Christ indeed did not come into the world in-order-to condemn the world BUT THAT THE WORLD MIGHT BE SAVED through him.
We are all uncomfortable in the light. We all bear – both the marks of our Maker and the effects of sin. We all have elements of our secret hearts and lives that we wish to keep hidden in the dark. We all have done and said…and not done and said things we have regretted. We have all participated in social structures and norms that have been more than unfair: some have been downright criminal.
In a court of law today, would our nation’s failure to pay generations of colored persons wages for their labors be dismissed?
In a court of law today, would the mass-lynching of persons of color – strange fruit, as Billie Holiday sang about – be dismissed as acceptable.
In a court of law today, would the driving of indigenous people from their rightful ancestral lands be looked upon with approval.
And yet, we go so far as to meddle in the business of other countries – Israel & Palestine – for example, AS IF we are a beacon of peaceful living together, AS IF we are a just land…
That’s why I was so blown away when in Israel and Palestine: for the first time I came off my high horse of moral superiority and saw just how attentive and intentional the Israelite citizens are – living and bustling tightly beside persons of differing religious views, differing ethnic backgrounds, differing views of history, etc. They far exceeds any efforts for unity and peace that I have observed in this land of our home.
As a nation, we have presumed to take the splinter out of our neighbor’s eye, whilst o’rlooking the log in our own eyes.
And as the truths of our historic actions comes more and more out into the light…
As the stories of our black and indigenous citizens come more and more to the surface…

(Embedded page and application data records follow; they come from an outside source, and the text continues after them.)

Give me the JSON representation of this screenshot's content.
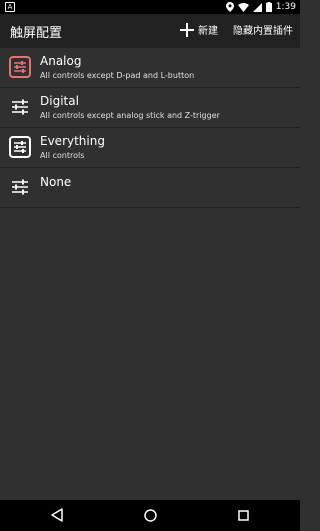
{
  "status": {
    "notification_letter": "A",
    "time": "1:39"
  },
  "appbar": {
    "title": "触屏配置",
    "new_label": "新建",
    "hide_label": "隐藏内置插件"
  },
  "profiles": [
    {
      "name": "Analog",
      "description": "All controls except D-pad and L-button"
    },
    {
      "name": "Digital",
      "description": "All controls except analog stick and Z-trigger"
    },
    {
      "name": "Everything",
      "description": "All controls"
    },
    {
      "name": "None",
      "description": ""
    }
  ],
  "colors": {
    "analog_icon": "#e57373",
    "icon": "#ffffff"
  }
}
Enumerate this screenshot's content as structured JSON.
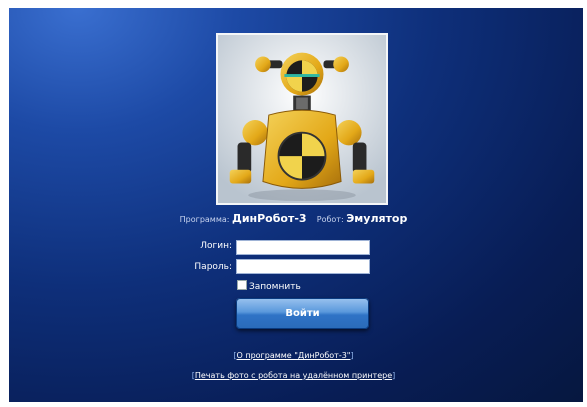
{
  "caption": {
    "program_label": "Программа:",
    "program_value": "ДинРобот-3",
    "robot_label": "Робот:",
    "robot_value": "Эмулятор"
  },
  "form": {
    "login_label": "Логин:",
    "password_label": "Пароль:",
    "login_value": "",
    "password_value": "",
    "remember_label": "Запомнить",
    "submit_label": "Войти"
  },
  "links": {
    "about": "О программе \"ДинРобот-3\"",
    "print": "Печать фото с робота на удалённом принтере"
  },
  "colors": {
    "background": "#0e2f7a",
    "robot_yellow": "#e6b020"
  }
}
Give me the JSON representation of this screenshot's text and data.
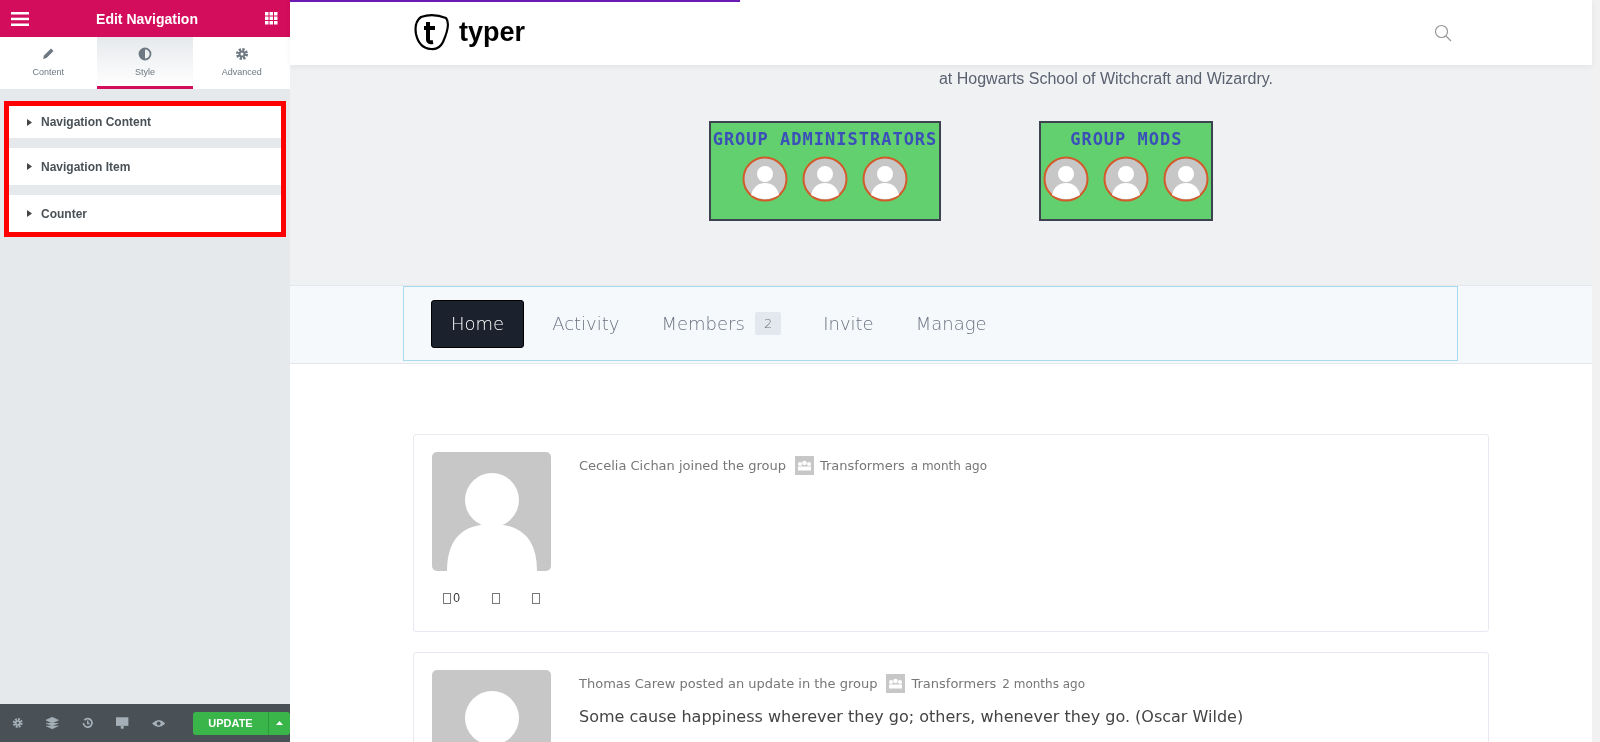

May we TRUST that this God who shines such a light isn’t out to destroy us, but to heal us.
This God who shines such a light, isn’t out to condemn us, but to save us.
And when we start to live more and more in the light,
each one of us,
and begin reflecting the light of Christ, more and more,
to one another
may we trust that this light
– a reflection of our Maker’s radiance –
has come, not to consume us and one another,
but to invite us and one another back into the light,
where we might find truth and healing – day by day – more and more.
These issues of our times will not be solved overnight. They will not be solved by one apology. They will not be solved by defensiveness – that “The evil acts were not perpetrated or endorsed by modern society but by our forebears!” They will not be solved by bitterness at everyone still mired in and benefiting from the status-quo.
But they can be soothed, moment by moment, day by day, by the Great Physician’s hand.
These matters can be brought to light, little by little, day by day, in the Christ-light of truth-telling and listening.
They can be righted, bit by inadequate bit, as acknowledgement is spoken and reparations are made by this society that has been built upon the backs of its unpaid and imprisoned laborers of color…
we make choices
to retreat into the familiar shadows of defensiveness
or to step into the soul-drenching light of Christ, our Lord.
We make them personally.
We make them collectively.
And with each step, the arc of our history takes shape.
And with each step, our hearts become more supple in the hands of our Maker
or harder and harder in the deserts of our rebellions.
The good news of the gospel is that while we were yet sinners, Christ died for us;
even when we were dead in sin, God made us alive together with Christ;
and though we and all the world deserve condemnation, Christ came in order to save us and all the world!
So day by precious day,
may we choose to step further and further
into the light
-growing in our self-awareness-
and thereby open
our very selves
to the Great Physician,
the Light of the World,
…Jesus Christ, our Lord.